── Source data ──
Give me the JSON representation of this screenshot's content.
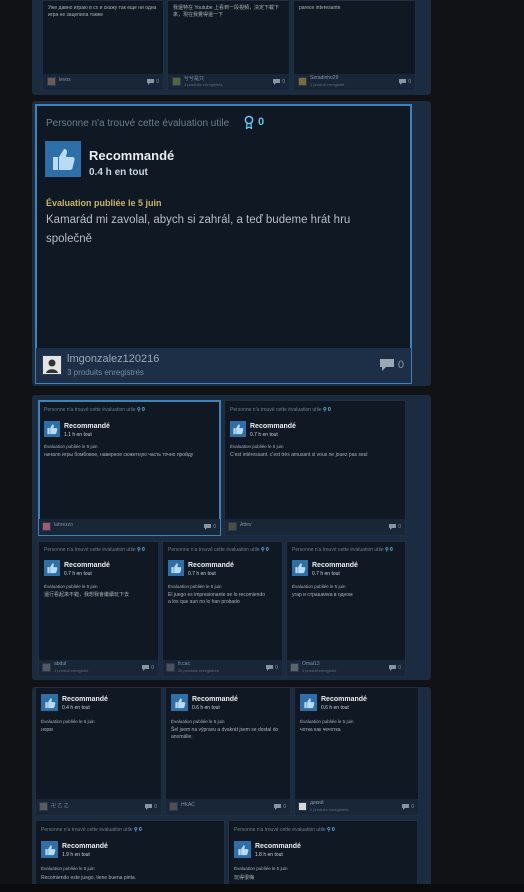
{
  "top_row": [
    {
      "body": "Уже давно играю в сх и скажу так еще ни одна игра не зацепила также",
      "user": "levos",
      "comments": "0"
    },
    {
      "body": "我還特在 Youtube 上看到一段視頻，決定下載下來，現在我覺得還一下",
      "user": "兮兮是只",
      "products": "4 produits enregistrés",
      "comments": "0"
    },
    {
      "body": "parece interesante",
      "user": "Seradinho29",
      "products": "1 produit enregistré",
      "comments": "0"
    }
  ],
  "featured": {
    "helpful": "Personne n'a trouvé cette évaluation utile",
    "award_count": "0",
    "recommend": "Recommandé",
    "hours": "0.4 h en tout",
    "posted": "Évaluation publiée le 5 juin",
    "body": "Kamarád mi zavolal, abych si zahrál, a teď budeme hrát hru společně",
    "user": "lmgonzalez120216",
    "products": "3 produits enregistrés",
    "comments": "0"
  },
  "group3": {
    "top": [
      {
        "helpful": "Personne n'a trouvé cette évaluation utile",
        "award": "0",
        "recommend": "Recommandé",
        "hours": "1.1 h en tout",
        "posted": "Évaluation publiée le 5 juin",
        "body": "начало игры бомбовое, наверное сюжетную часть точно пройду",
        "user": "lahrezzo",
        "comments": "0"
      },
      {
        "helpful": "Personne n'a trouvé cette évaluation utile",
        "award": "0",
        "recommend": "Recommandé",
        "hours": "0.7 h en tout",
        "posted": "Évaluation publiée le 5 juin",
        "body": "C'est intéressant. c'est très amusant si vous ne jouez pas seul",
        "user": "Attev",
        "comments": "0"
      }
    ],
    "bottom": [
      {
        "helpful": "Personne n'a trouvé cette évaluation utile",
        "award": "0",
        "recommend": "Recommandé",
        "hours": "0.7 h en tout",
        "posted": "Évaluation publiée le 5 juin",
        "body": "還行看起來不錯，我想我會繼續玩下去",
        "user": "abdul",
        "products": "1 produit enregistré",
        "comments": "0"
      },
      {
        "helpful": "Personne n'a trouvé cette évaluation utile",
        "award": "0",
        "recommend": "Recommandé",
        "hours": "0.7 h en tout",
        "posted": "Évaluation publiée le 5 juin",
        "body": "El juego es impresionante se lo recomiendo a los que aun no lo han probado",
        "user": "fr.cac",
        "products": "26 produits enregistrés",
        "comments": "0"
      },
      {
        "helpful": "Personne n'a trouvé cette évaluation utile",
        "award": "0",
        "recommend": "Recommandé",
        "hours": "0.7 h en tout",
        "posted": "Évaluation publiée le 5 juin",
        "body": "угар и страшилка в одном",
        "user": "Omai13",
        "products": "1 produit enregistré",
        "comments": "0"
      }
    ]
  },
  "group4": {
    "top": [
      {
        "recommend": "Recommandé",
        "hours": "0.4 h en tout",
        "posted": "Évaluation publiée le 5 juin",
        "body": "норм",
        "user": "卍 乙 之",
        "comments": "0"
      },
      {
        "recommend": "Recommandé",
        "hours": "0.6 h en tout",
        "posted": "Évaluation publiée le 5 juin",
        "body": "Šel jsem na výpravu a dvakrát jsem se dostal do anomálie.",
        "user": "HKAC",
        "comments": "0"
      },
      {
        "recommend": "Recommandé",
        "hours": "0.6 h en tout",
        "posted": "Évaluation publiée le 5 juin",
        "body": "чотка как чечотка",
        "user": "дикий",
        "products": "2 produits enregistrés",
        "comments": "0"
      }
    ],
    "bottom": [
      {
        "helpful": "Personne n'a trouvé cette évaluation utile",
        "award": "0",
        "recommend": "Recommandé",
        "hours": "1.9 h en tout",
        "posted": "Évaluation publiée le 5 juin",
        "body": "Recomiendo este juego, tiene buena pinta."
      },
      {
        "helpful": "Personne n'a trouvé cette évaluation utile",
        "award": "0",
        "recommend": "Recommandé",
        "hours": "1.8 h en tout",
        "posted": "Évaluation publiée le 5 juin",
        "body": "玩得很嗨"
      }
    ]
  },
  "colors": {
    "accent": "#66c0f4",
    "thumb_bg": "#2e6fa7",
    "panel": "#1b2b40",
    "card": "#0f1823"
  }
}
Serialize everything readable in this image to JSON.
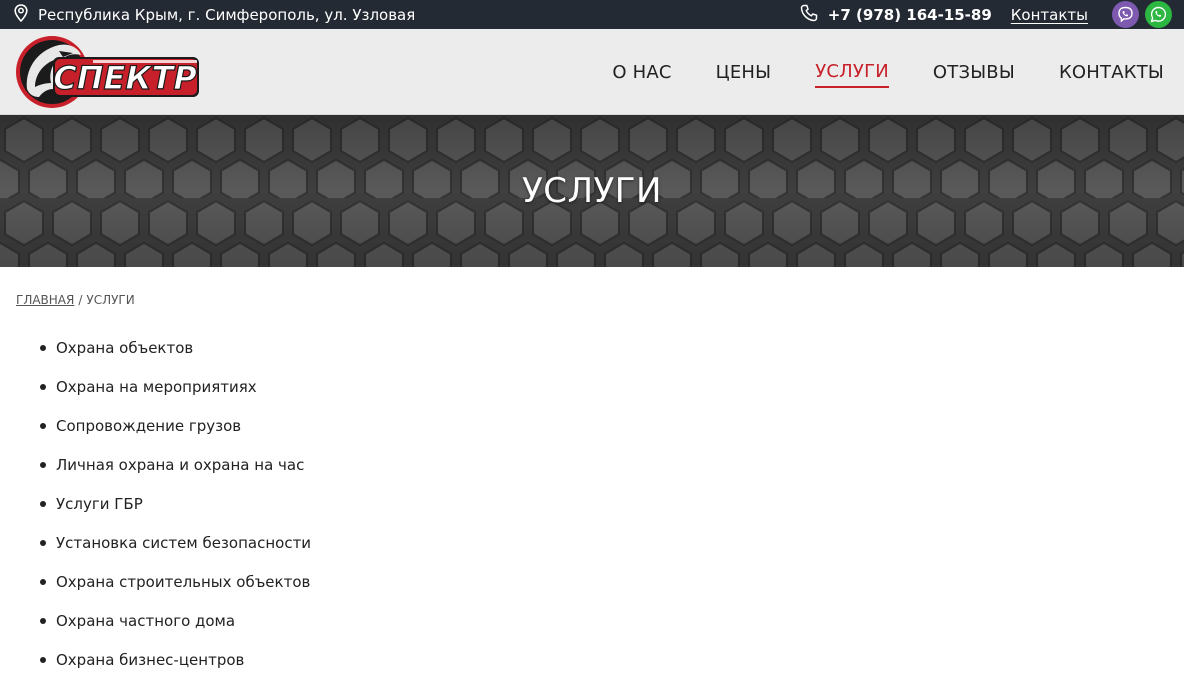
{
  "topbar": {
    "address": "Республика Крым, г. Симферополь, ул. Узловая",
    "phone": "+7 (978) 164-15-89",
    "contacts_link": "Контакты"
  },
  "header": {
    "logo_text": "СПЕКТР",
    "nav": [
      {
        "label": "О НАС",
        "active": false
      },
      {
        "label": "ЦЕНЫ",
        "active": false
      },
      {
        "label": "УСЛУГИ",
        "active": true
      },
      {
        "label": "ОТЗЫВЫ",
        "active": false
      },
      {
        "label": "КОНТАКТЫ",
        "active": false
      }
    ]
  },
  "banner": {
    "title": "УСЛУГИ"
  },
  "breadcrumb": {
    "home": "ГЛАВНАЯ",
    "separator": "/",
    "current": "УСЛУГИ"
  },
  "services": [
    "Охрана объектов",
    "Охрана на мероприятиях",
    "Сопровождение грузов",
    "Личная охрана и охрана на час",
    "Услуги ГБР",
    "Установка систем безопасности",
    "Охрана строительных объектов",
    "Охрана частного дома",
    "Охрана бизнес-центров"
  ],
  "colors": {
    "topbar_bg": "#232a33",
    "accent": "#c8202a",
    "viber": "#7d59b0",
    "whatsapp": "#2bb741"
  },
  "icons": {
    "address": "location-pin-icon",
    "phone": "phone-icon",
    "viber": "viber-icon",
    "whatsapp": "whatsapp-icon"
  }
}
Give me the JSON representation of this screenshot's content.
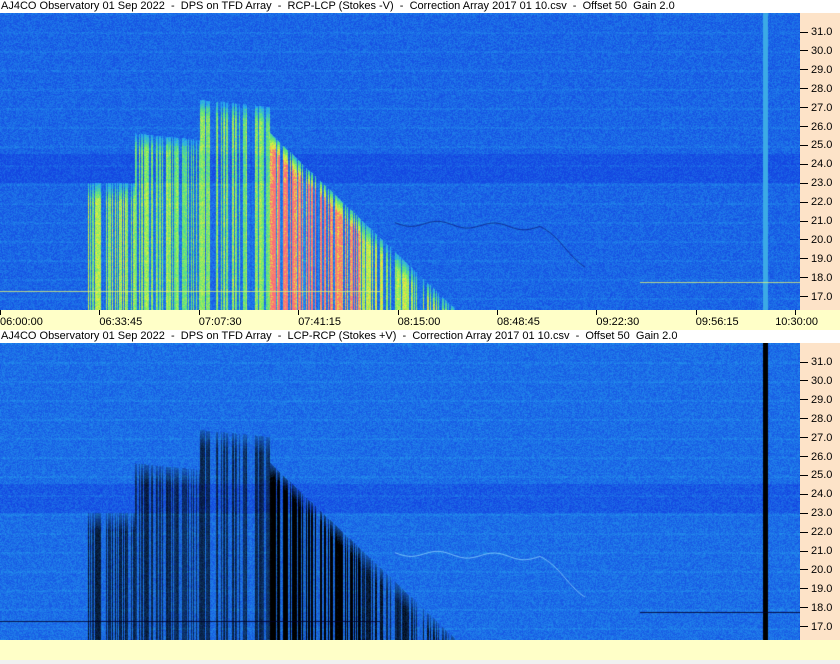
{
  "panels": [
    {
      "title": "AJ4CO Observatory 01 Sep 2022  -  DPS on TFD Array  -  RCP-LCP (Stokes -V)  -  Correction Array 2017 01 10.csv  -  Offset 50  Gain 2.0",
      "mode": "positive"
    },
    {
      "title": "AJ4CO Observatory 01 Sep 2022  -  DPS on TFD Array  -  LCP-RCP (Stokes +V)  -  Correction Array 2017 01 10.csv  -  Offset 50  Gain 2.0",
      "mode": "negative"
    }
  ],
  "freq_ticks": [
    "31.0",
    "30.0",
    "29.0",
    "28.0",
    "27.0",
    "26.0",
    "25.0",
    "24.0",
    "23.0",
    "22.0",
    "21.0",
    "20.0",
    "19.0",
    "18.0",
    "17.0"
  ],
  "time_ticks": [
    "06:00:00",
    "06:33:45",
    "07:07:30",
    "07:41:15",
    "08:15:00",
    "08:48:45",
    "09:22:30",
    "09:56:15",
    "10:30:00"
  ],
  "colors": {
    "axis_bg": "#fde3c8",
    "time_bg": "#ffffc8"
  }
}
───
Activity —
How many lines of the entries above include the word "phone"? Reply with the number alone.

Response to the exercise —
2